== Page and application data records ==
☆ ☆ ☆

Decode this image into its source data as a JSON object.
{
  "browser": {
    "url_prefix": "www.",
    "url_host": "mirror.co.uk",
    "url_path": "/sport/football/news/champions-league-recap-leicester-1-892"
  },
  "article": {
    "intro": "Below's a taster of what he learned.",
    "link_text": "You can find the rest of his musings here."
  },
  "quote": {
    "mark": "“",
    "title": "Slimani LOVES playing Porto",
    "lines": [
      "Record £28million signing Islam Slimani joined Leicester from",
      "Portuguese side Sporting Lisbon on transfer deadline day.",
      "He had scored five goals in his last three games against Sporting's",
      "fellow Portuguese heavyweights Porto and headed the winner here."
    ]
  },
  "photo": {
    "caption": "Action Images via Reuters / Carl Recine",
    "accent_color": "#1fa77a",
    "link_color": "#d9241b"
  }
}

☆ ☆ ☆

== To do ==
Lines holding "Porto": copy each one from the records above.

== Response area ==
    "title": "Slimani LOVES playing Porto",
      "fellow Portuguese heavyweights Porto and headed the winner here."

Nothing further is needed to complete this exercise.